Data supplied
· · · · ·

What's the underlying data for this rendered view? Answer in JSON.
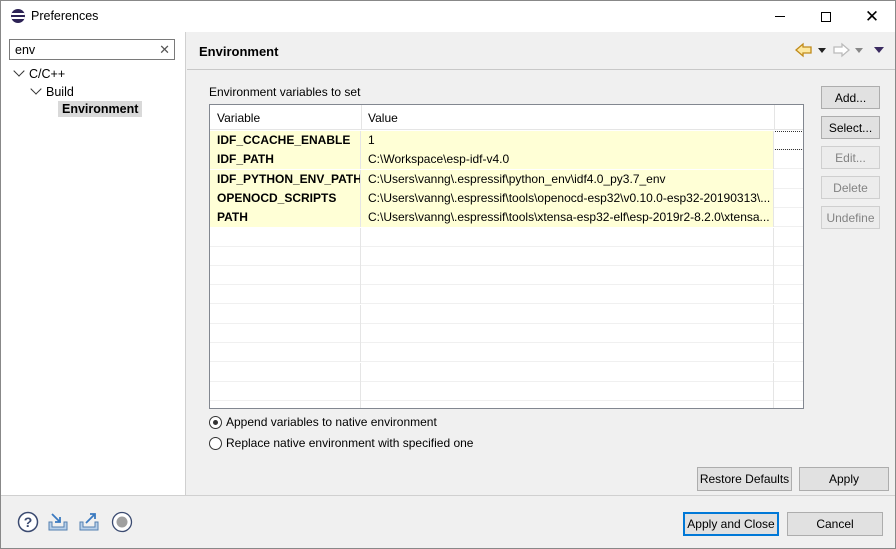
{
  "window": {
    "title": "Preferences",
    "minimize_icon": "minimize-icon",
    "maximize_icon": "maximize-icon",
    "close_icon": "close-icon"
  },
  "sidebar": {
    "search": {
      "value": "env",
      "clear_icon": "clear-icon"
    },
    "tree": [
      {
        "label": "C/C++",
        "expanded": true,
        "level": 0
      },
      {
        "label": "Build",
        "expanded": true,
        "level": 1
      },
      {
        "label": "Environment",
        "selected": true,
        "level": 2
      }
    ]
  },
  "page": {
    "title": "Environment",
    "nav_icons": [
      "back-arrow-icon",
      "back-menu-icon",
      "forward-arrow-icon",
      "forward-menu-icon",
      "view-menu-icon"
    ],
    "section_label": "Environment variables to set",
    "table": {
      "columns": [
        "Variable",
        "Value"
      ],
      "rows": [
        {
          "variable": "IDF_CCACHE_ENABLE",
          "value": "1",
          "highlight": true,
          "focused": true
        },
        {
          "variable": "IDF_PATH",
          "value": "C:\\Workspace\\esp-idf-v4.0",
          "highlight": true
        },
        {
          "variable": "IDF_PYTHON_ENV_PATH",
          "value": "C:\\Users\\vanng\\.espressif\\python_env\\idf4.0_py3.7_env",
          "highlight": true
        },
        {
          "variable": "OPENOCD_SCRIPTS",
          "value": "C:\\Users\\vanng\\.espressif\\tools\\openocd-esp32\\v0.10.0-esp32-20190313\\...",
          "highlight": true
        },
        {
          "variable": "PATH",
          "value": "C:\\Users\\vanng\\.espressif\\tools\\xtensa-esp32-elf\\esp-2019r2-8.2.0\\xtensa...",
          "highlight": true
        }
      ]
    },
    "side_buttons": [
      {
        "label": "Add...",
        "enabled": true
      },
      {
        "label": "Select...",
        "enabled": true
      },
      {
        "label": "Edit...",
        "enabled": false
      },
      {
        "label": "Delete",
        "enabled": false
      },
      {
        "label": "Undefine",
        "enabled": false
      }
    ],
    "radios": [
      {
        "label": "Append variables to native environment",
        "checked": true
      },
      {
        "label": "Replace native environment with specified one",
        "checked": false
      }
    ],
    "restore_defaults": "Restore Defaults",
    "apply": "Apply"
  },
  "footer": {
    "icons": [
      "help-icon",
      "import-icon",
      "export-icon",
      "record-icon"
    ],
    "apply_and_close": "Apply and Close",
    "cancel": "Cancel"
  },
  "colors": {
    "row_highlight": "#ffffd6",
    "default_button_border": "#0078d7",
    "selected_tree_item": "#d9d9d9"
  }
}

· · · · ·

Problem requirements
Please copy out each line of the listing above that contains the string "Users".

Finished exercise
          "value": "C:\\Users\\vanng\\.espressif\\python_env\\idf4.0_py3.7_env",
          "value": "C:\\Users\\vanng\\.espressif\\tools\\openocd-esp32\\v0.10.0-esp32-20190313\\...",
          "value": "C:\\Users\\vanng\\.espressif\\tools\\xtensa-esp32-elf\\esp-2019r2-8.2.0\\xtensa...",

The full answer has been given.